The aim of this pilot double-blind, randomized clinical trial, which initially targeted breast cancer survivors, was to obtain preliminary evidence of the effect of Hypericum perforatum extract (St. John's wort extract) compared with placebo on symptoms and quality of life of symptomatic perimenopausal women. Symptomatic perimenopausal women aged 40 to 65 years who experience hot flashes (three or more per day, Heart and Estrogen / Progestin Replacement Study scale) were randomly assigned to receive ethanolic Hypericum perforatum extract (900 mg TID) or placebo. After 12 weeks of treatment, a nonsignificant difference favoring the Hypericum perforatum extract group was observed in the daily hot flash frequency and the hot flash score. After 3 months of treatment, compared with the placebo group, women in the Hypericum perforatum extract group reported significantly better menopause-specific quality of life and significantly fewer sleep problems. Hypericum perforatum may improve quality of life in ways that are important to symptomatic perimenopausal women, but these results need to be confirmed by a larger clinical trial.
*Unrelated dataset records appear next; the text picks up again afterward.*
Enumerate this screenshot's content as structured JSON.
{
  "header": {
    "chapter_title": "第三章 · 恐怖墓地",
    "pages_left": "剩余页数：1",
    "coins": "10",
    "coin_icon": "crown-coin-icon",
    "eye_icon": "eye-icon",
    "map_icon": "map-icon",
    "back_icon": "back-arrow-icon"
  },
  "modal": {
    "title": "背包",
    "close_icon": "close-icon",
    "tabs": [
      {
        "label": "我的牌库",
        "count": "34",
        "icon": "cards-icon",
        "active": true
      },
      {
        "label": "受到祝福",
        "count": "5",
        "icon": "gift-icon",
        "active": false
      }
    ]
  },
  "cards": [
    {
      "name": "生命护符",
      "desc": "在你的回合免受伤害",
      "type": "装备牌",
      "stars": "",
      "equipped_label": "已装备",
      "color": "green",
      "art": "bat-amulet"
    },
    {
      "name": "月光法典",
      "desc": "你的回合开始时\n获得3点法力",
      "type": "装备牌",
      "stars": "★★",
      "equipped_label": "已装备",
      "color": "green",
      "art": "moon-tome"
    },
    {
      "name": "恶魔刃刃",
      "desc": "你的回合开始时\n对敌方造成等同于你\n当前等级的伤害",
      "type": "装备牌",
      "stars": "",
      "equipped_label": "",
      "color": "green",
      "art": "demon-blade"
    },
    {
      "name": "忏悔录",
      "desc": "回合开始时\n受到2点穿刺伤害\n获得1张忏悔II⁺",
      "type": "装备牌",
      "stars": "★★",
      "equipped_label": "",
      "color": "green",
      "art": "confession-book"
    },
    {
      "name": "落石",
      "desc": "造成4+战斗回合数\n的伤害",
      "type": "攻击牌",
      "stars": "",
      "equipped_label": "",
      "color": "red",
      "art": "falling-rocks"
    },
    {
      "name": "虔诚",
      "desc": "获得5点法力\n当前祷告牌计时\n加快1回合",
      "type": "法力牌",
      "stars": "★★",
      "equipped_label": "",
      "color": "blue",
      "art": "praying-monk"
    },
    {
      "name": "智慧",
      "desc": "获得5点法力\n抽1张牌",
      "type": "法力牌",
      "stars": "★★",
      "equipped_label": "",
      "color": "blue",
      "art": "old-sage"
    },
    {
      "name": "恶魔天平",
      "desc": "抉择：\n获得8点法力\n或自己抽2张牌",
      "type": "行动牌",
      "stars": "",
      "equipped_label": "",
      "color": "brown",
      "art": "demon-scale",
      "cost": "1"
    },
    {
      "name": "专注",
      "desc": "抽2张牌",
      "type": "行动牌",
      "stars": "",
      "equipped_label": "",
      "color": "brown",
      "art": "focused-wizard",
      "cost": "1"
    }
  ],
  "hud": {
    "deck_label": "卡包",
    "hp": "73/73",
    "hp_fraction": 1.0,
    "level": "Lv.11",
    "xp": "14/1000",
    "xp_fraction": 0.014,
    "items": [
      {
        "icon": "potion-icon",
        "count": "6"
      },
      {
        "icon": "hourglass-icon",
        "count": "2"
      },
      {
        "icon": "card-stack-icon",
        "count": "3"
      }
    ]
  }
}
Hypericum perforatum compared to Prozac
Hypericum perforatum versus fluoxetine in the treatment of mild to moderate depression.
Adv Ther. 2002.
In a randomized, controlled, double-blind trial, 70 patients (mean age,50 years) suffering from mild to moderate depression received one tablet of either Hypericum perforatum extract (Calmigen) or fluoxetine hydrochloride (Prozac) twice a day for 6 weeks. Efficacy was determined according to the 17-item Hamilton Rating Scale for Depression (HAMD), the von Zerssen depression scale (DS), Clinical Global Impression (CGI), and patients' overall evaluation. Significant decreases of 50% in the Hypericum perforatum and 58% in the fluoxetine group in the HAMD score and of 42% and 52% on the DS spoke to the efficacy of both medications. The Hypericum perforatum extract achieved 83% of the efficacy of fluoxetine on the HAMD and 78% on the DS. Assessments by physicians (CGI) and patients indicated considerable improvement with no between-treatment differences. Of the 9 dropouts (13%), 2 in the Hypericum perforatum group and 2 in the fluoxetine group were due to adverse reactions. Safety evaluations demonstrated only minor changes. The Hypericum perforatum preparation tested in this study is therapeutically equivalent to fluoxetine and is therefore a rational alternative to synthetic antidepressants.